Licensed practical nurses (LPNs) help care for
ill or injured people and perform health maintenance duties under
the direction of physicians, osteopathic physicians, dentists, and
Most LPNs provide basic bedside care to
patients such as taking temperature, blood pressure, pulse and respirations,
applying dressings, helping patients with bathing and personal hygiene,
and administering prescribed medications. LPNs observe and report
on patients' symptoms, reaction to treatment and medication, and
progress. Some LPNs help registered nurses care for seriously ill
patients in intensive care units or in the delivery and care of
LPNs work in hospitals, nursing homes, doctors' offices, private
homes, health departments, and other settings. They generally work
40-hour weeks which include weekends, nights, and holidays. The
work demands that they be on their feet most of the time. Bending,
stooping, lifting, and walking are required. The work can be very
rewarding for those who enjoy being of service to others.
The number of licensed practical and licensed vocational nurses
employed in Florida in 2006 was 50,501. It is projected that in
2014 there will be 61,436. This represents an annual average growth
rate of 2.4 percent.
Length of Training/Requirements
Practical nursing training programs are offered in community colleges,
technical and vocational centers, and hospitals. The programs usually
take one year to complete and certify the graduate to take the state
licensure examination. Most programs require applicants to have
a high school diploma or the equivalent and pass a physical exam.
Classroom instruction covers basic nursing concepts, anatomy, physiology,
nutrition, first-aid, and other related subjects. Supervised clinical
experience is provided in hospitals and other settings.
In some employment settings, such as nursing homes, LPNs can advance
to become charge nurses who oversee the work of other LPNs and of
nursing aides. Some LPNs also choose to become registered nurses
through numerous LPN-to-RN training programs.

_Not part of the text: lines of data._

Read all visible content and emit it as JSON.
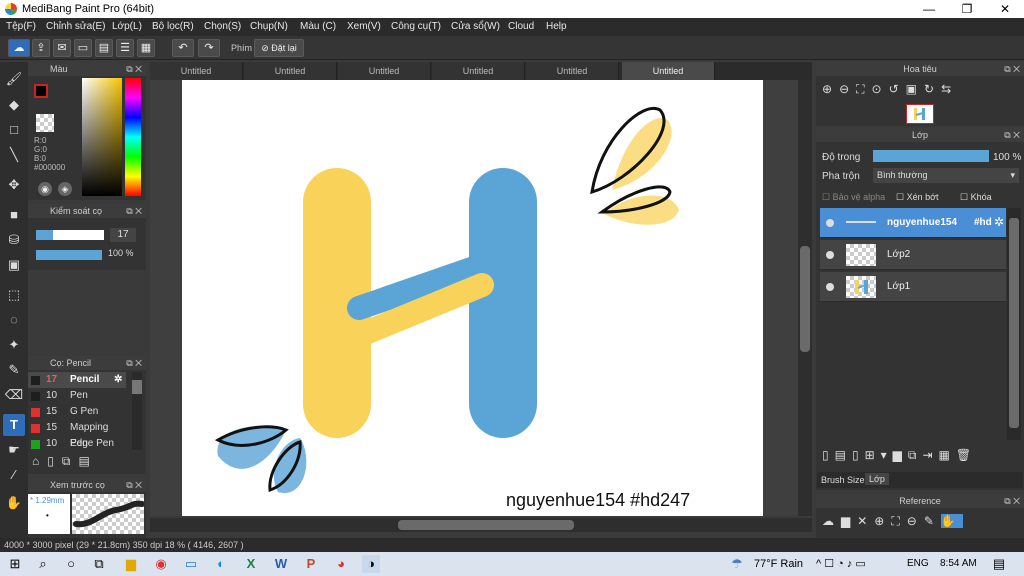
{
  "window": {
    "title": "MediBang Paint Pro (64bit)",
    "minimize": "—",
    "restore": "❐",
    "close": "✕"
  },
  "menu": [
    "Tệp(F)",
    "Chỉnh sửa(E)",
    "Lớp(L)",
    "Bộ lọc(R)",
    "Chọn(S)",
    "Chụp(N)",
    "Màu (C)",
    "Xem(V)",
    "Công cụ(T)",
    "Cửa sổ(W)",
    "Cloud",
    "Help"
  ],
  "toolbar": {
    "shortcut_label": "Phím",
    "reset_label": "Đặt lại"
  },
  "tabs": [
    "Untitled",
    "Untitled",
    "Untitled",
    "Untitled",
    "Untitled",
    "Untitled"
  ],
  "color_panel": {
    "title": "Màu",
    "r": "R:0",
    "g": "G:0",
    "b": "B:0",
    "hex": "#000000"
  },
  "brush_control": {
    "title": "Kiểm soát cọ",
    "size": "17",
    "opacity": "100 %",
    "size_fraction": 0.25,
    "opacity_fraction": 1.0
  },
  "brush_panel": {
    "title": "Cọ: Pencil",
    "items": [
      {
        "size": "17",
        "name": "Pencil",
        "color": "#1e1e1e",
        "selected": true
      },
      {
        "size": "10",
        "name": "Pen",
        "color": "#1e1e1e",
        "selected": false
      },
      {
        "size": "15",
        "name": "G Pen",
        "color": "#e03030",
        "selected": false
      },
      {
        "size": "15",
        "name": "Mapping Pen",
        "color": "#e03030",
        "selected": false
      },
      {
        "size": "10",
        "name": "Edge Pen",
        "color": "#20a020",
        "selected": false
      }
    ]
  },
  "preview_panel": {
    "title": "Xem trước cọ",
    "size": "1.29mm"
  },
  "canvas": {
    "caption": "nguyenhue154  #hd247"
  },
  "navigator": {
    "title": "Hoa tiêu"
  },
  "layer_panel": {
    "title": "Lớp",
    "opacity_label": "Độ trong",
    "opacity_value": "100 %",
    "opacity_fraction": 1.0,
    "blend_label": "Pha trộn",
    "blend_value": "Bình thường",
    "protect_alpha": "Bảo vệ alpha",
    "clipping": "Xén bớt",
    "lock": "Khóa",
    "layers": [
      {
        "name": "nguyenhue154",
        "tag": "#hd",
        "selected": true
      },
      {
        "name": "Lớp2",
        "selected": false
      },
      {
        "name": "Lớp1",
        "selected": false
      }
    ],
    "tab_brush_size": "Brush Size",
    "tab_layer": "Lớp"
  },
  "reference_panel": {
    "title": "Reference"
  },
  "status": "4000 * 3000 pixel  (29 * 21.8cm)  350 dpi  18 %  ( 4146, 2607 )",
  "taskbar": {
    "weather": "77°F  Rain",
    "lang": "ENG",
    "time": "8:54 AM"
  },
  "colors": {
    "yellow": "#f9d25a",
    "blue": "#5ba4d6",
    "accent": "#4a8fd6"
  }
}
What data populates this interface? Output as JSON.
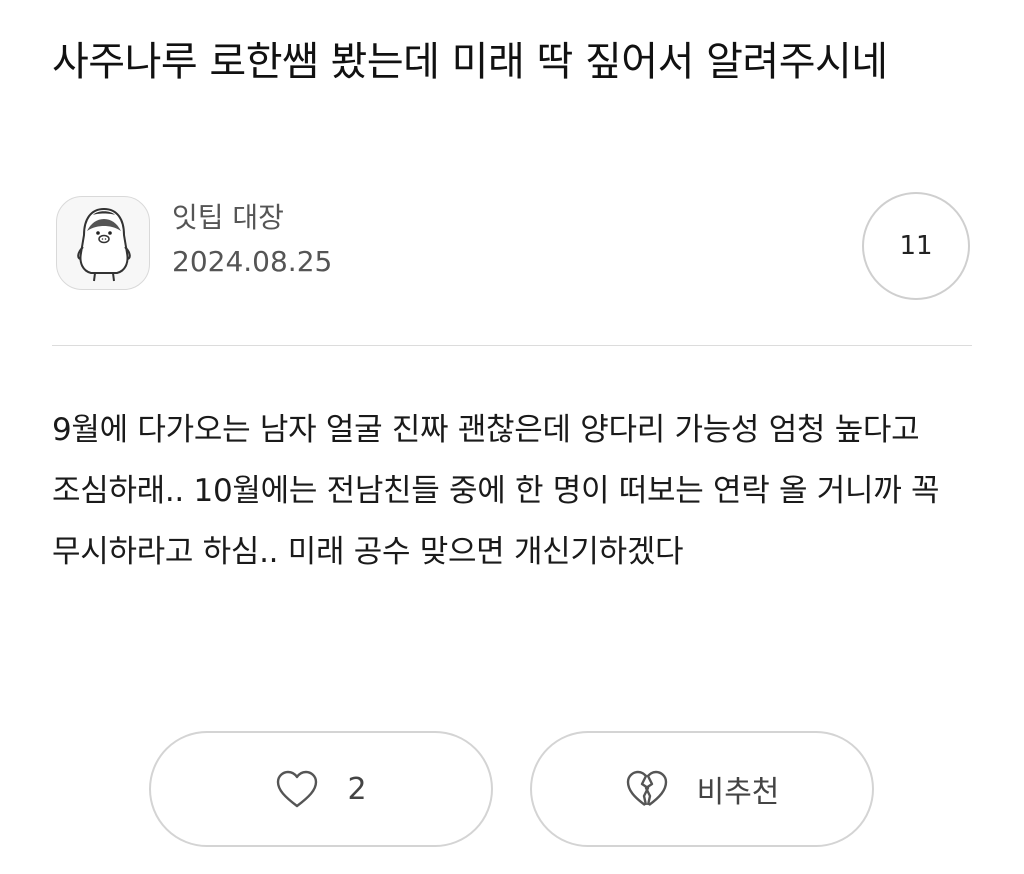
{
  "post": {
    "title": "사주나루 로한쌤 봤는데 미래 딱 짚어서 알려주시네",
    "author": "잇팁 대장",
    "date": "2024.08.25",
    "comment_count": "11",
    "body": "9월에 다가오는 남자 얼굴 진짜 괜찮은데 양다리 가능성 엄청 높다고 조심하래.. 10월에는 전남친들 중에 한 명이 떠보는 연락 올 거니까 꼭 무시하라고 하심.. 미래 공수 맞으면 개신기하겠다"
  },
  "actions": {
    "like_count": "2",
    "like_icon": "heart-outline-icon",
    "dislike_label": "비추천",
    "dislike_icon": "broken-heart-icon"
  },
  "colors": {
    "border": "#d4d4d4",
    "text_primary": "#111111",
    "text_secondary": "#555555"
  }
}
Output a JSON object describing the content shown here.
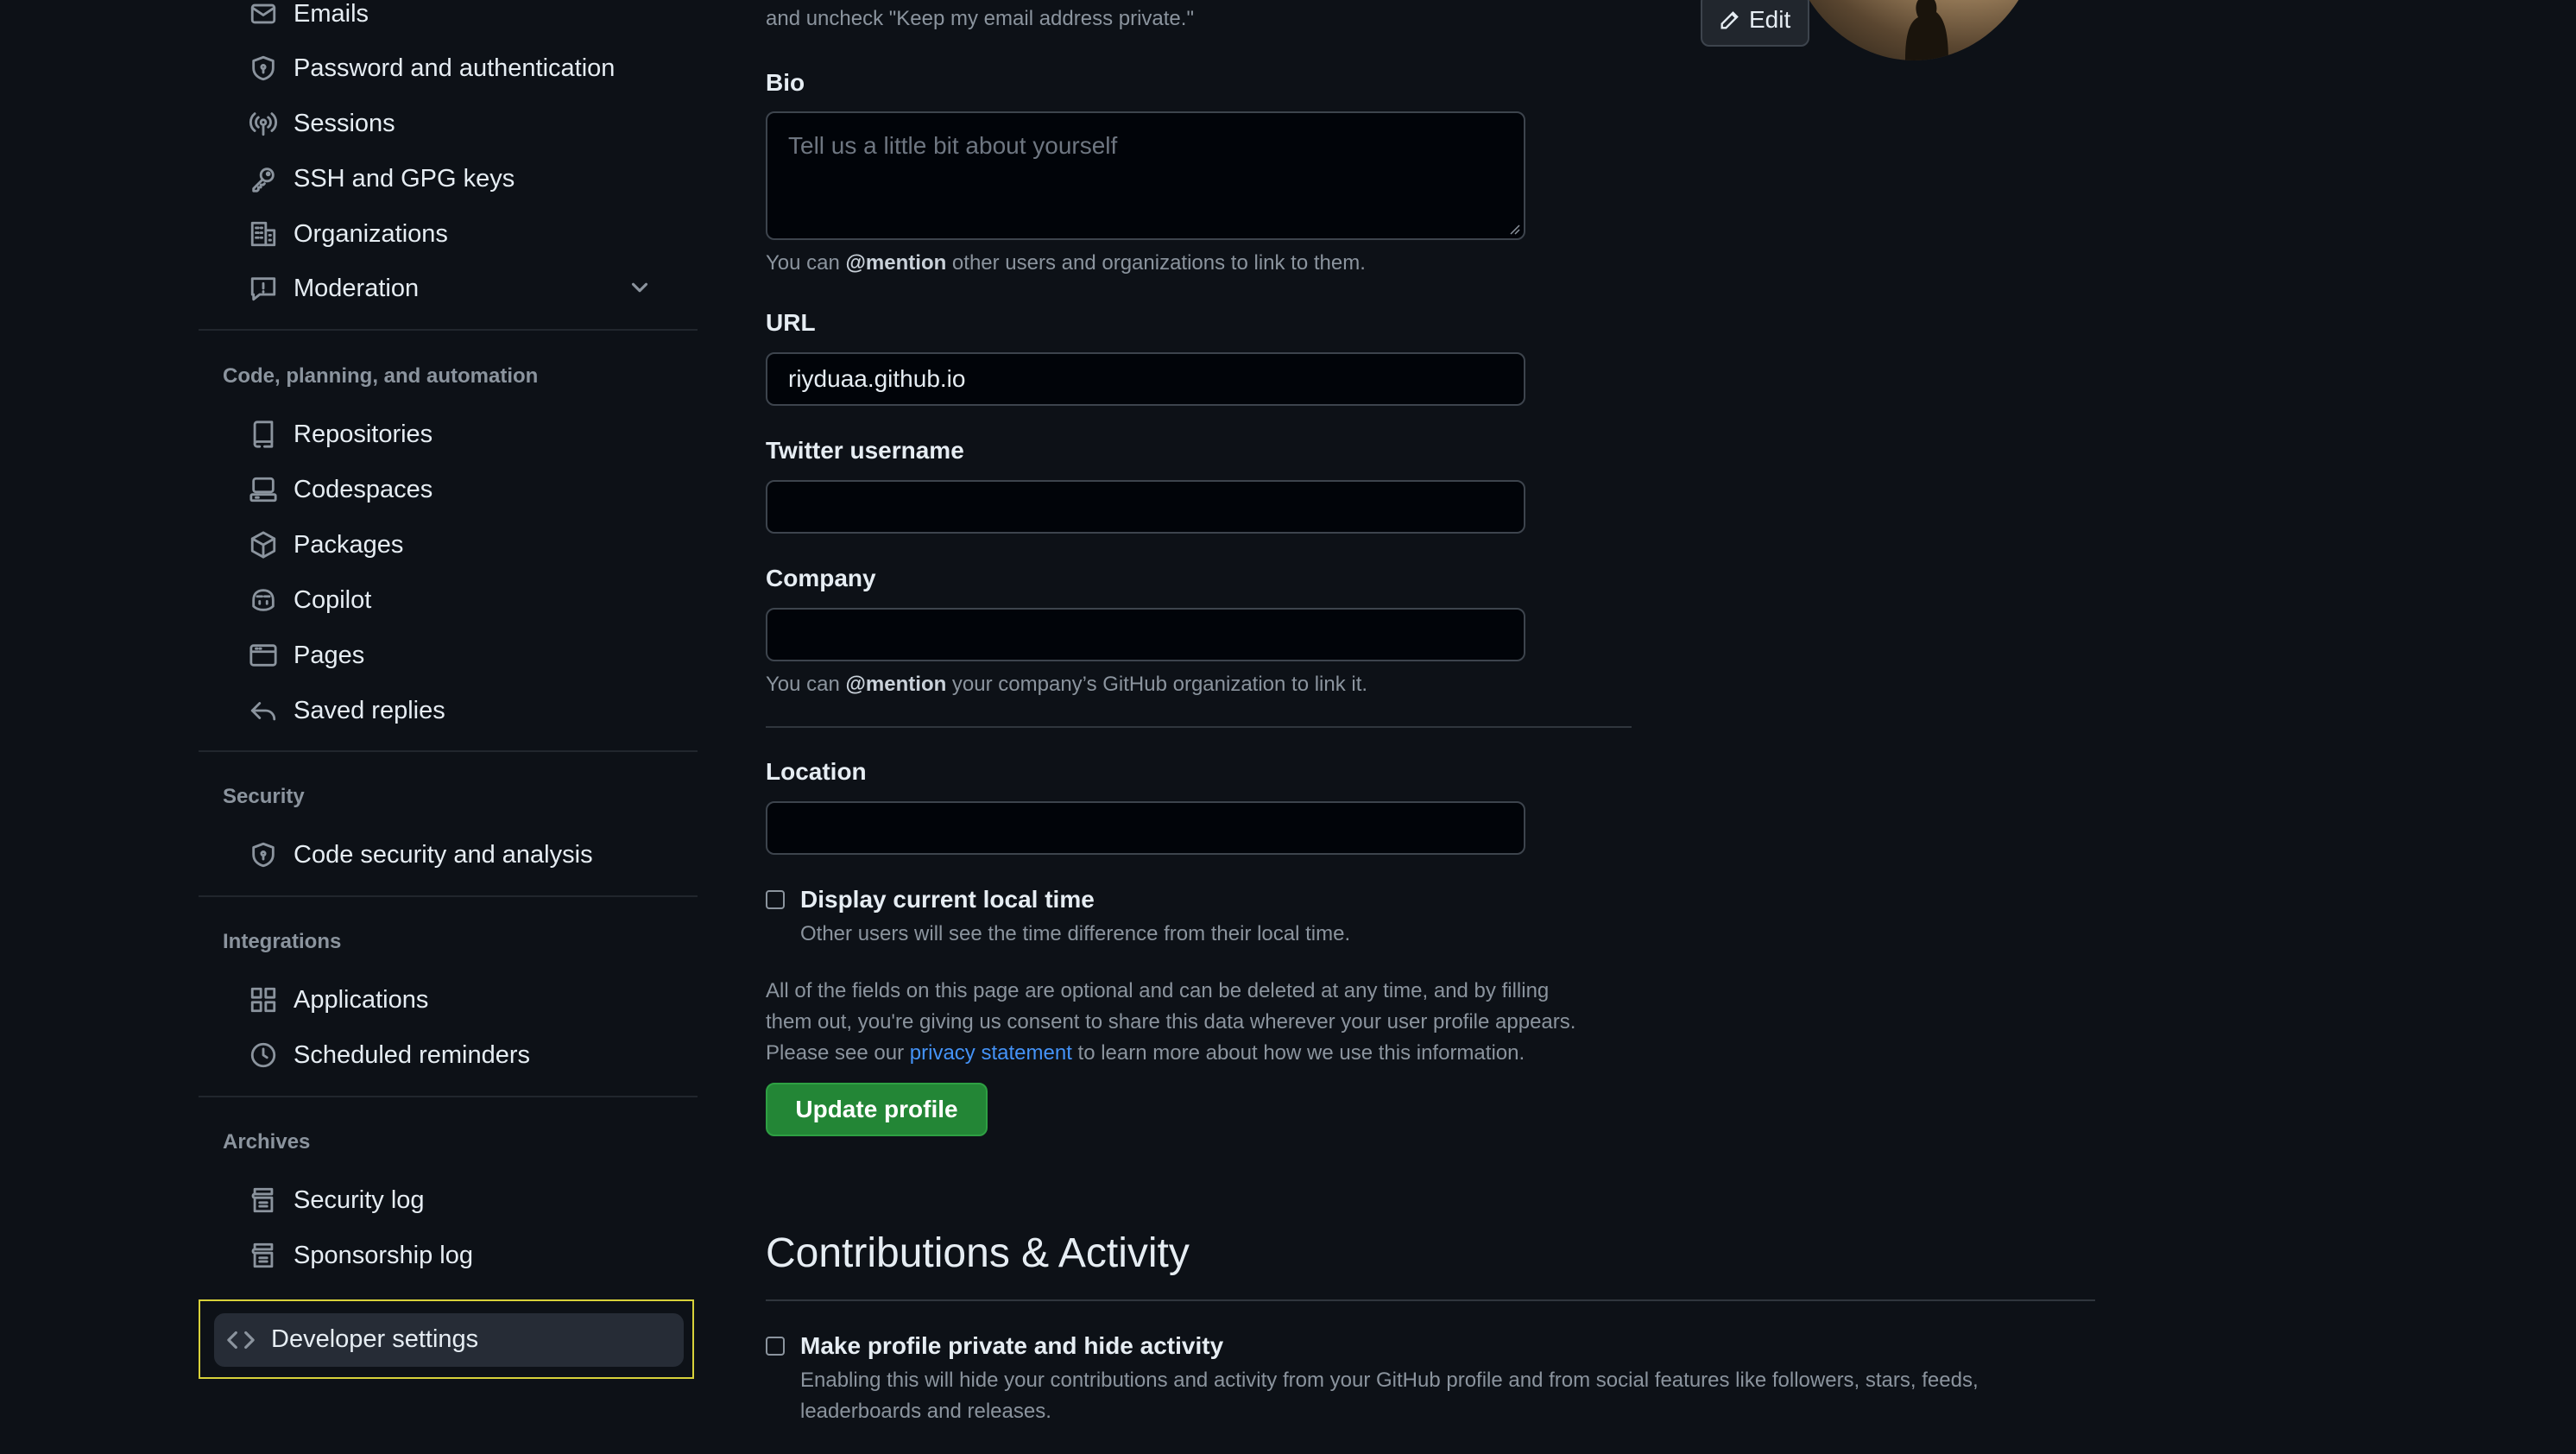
{
  "sidebar": {
    "items_top": [
      {
        "label": "Emails",
        "icon": "mail-icon"
      },
      {
        "label": "Password and authentication",
        "icon": "shield-lock-icon"
      },
      {
        "label": "Sessions",
        "icon": "broadcast-icon"
      },
      {
        "label": "SSH and GPG keys",
        "icon": "key-icon"
      },
      {
        "label": "Organizations",
        "icon": "organization-icon"
      },
      {
        "label": "Moderation",
        "icon": "report-icon"
      }
    ],
    "section_code": "Code, planning, and automation",
    "items_code": [
      {
        "label": "Repositories",
        "icon": "repo-icon"
      },
      {
        "label": "Codespaces",
        "icon": "codespaces-icon"
      },
      {
        "label": "Packages",
        "icon": "package-icon"
      },
      {
        "label": "Copilot",
        "icon": "copilot-icon"
      },
      {
        "label": "Pages",
        "icon": "browser-icon"
      },
      {
        "label": "Saved replies",
        "icon": "reply-icon"
      }
    ],
    "section_security": "Security",
    "items_security": [
      {
        "label": "Code security and analysis",
        "icon": "shield-lock-icon"
      }
    ],
    "section_integrations": "Integrations",
    "items_integrations": [
      {
        "label": "Applications",
        "icon": "apps-icon"
      },
      {
        "label": "Scheduled reminders",
        "icon": "clock-icon"
      }
    ],
    "section_archives": "Archives",
    "items_archives": [
      {
        "label": "Security log",
        "icon": "log-icon"
      },
      {
        "label": "Sponsorship log",
        "icon": "log-icon"
      }
    ],
    "developer_settings": "Developer settings"
  },
  "main": {
    "email_help_tail": "and uncheck \"Keep my email address private.\"",
    "bio": {
      "label": "Bio",
      "placeholder": "Tell us a little bit about yourself",
      "help_prefix": "You can ",
      "help_mention": "@mention",
      "help_suffix": " other users and organizations to link to them."
    },
    "url": {
      "label": "URL",
      "value": "riyduaa.github.io"
    },
    "twitter": {
      "label": "Twitter username",
      "value": ""
    },
    "company": {
      "label": "Company",
      "value": "",
      "help_prefix": "You can ",
      "help_mention": "@mention",
      "help_suffix": " your company’s GitHub organization to link it."
    },
    "location": {
      "label": "Location",
      "value": ""
    },
    "local_time": {
      "label": "Display current local time",
      "help": "Other users will see the time difference from their local time."
    },
    "consent": {
      "line1": "All of the fields on this page are optional and can be deleted at any time, and by filling",
      "line2": "them out, you're giving us consent to share this data wherever your user profile appears.",
      "line3_prefix": "Please see our ",
      "line3_link": "privacy statement",
      "line3_suffix": " to learn more about how we use this information."
    },
    "update_button": "Update profile",
    "contributions": {
      "title": "Contributions & Activity",
      "private_label": "Make profile private and hide activity",
      "private_help1": "Enabling this will hide your contributions and activity from your GitHub profile and from social features like followers, stars, feeds,",
      "private_help2": "leaderboards and releases."
    },
    "edit_button": "Edit"
  },
  "colors": {
    "background": "#0d1117",
    "accent_green": "#238636",
    "link_blue": "#4493f8",
    "highlight_yellow": "#d8d13a"
  }
}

Licensure is required for practice in Florida. Graduates of practical
nursing programs approved by the Florida State Board of Nursing
must pass the written examination from the National Council of State
Boards of Nursing, NCLEX-PN, to be licensed. Continuing education
hours are required every two years for license renewal.
The average hourly wage for Licensed Practical and Licensed Vocational
Nurses in Florida in 2009 was $19.44.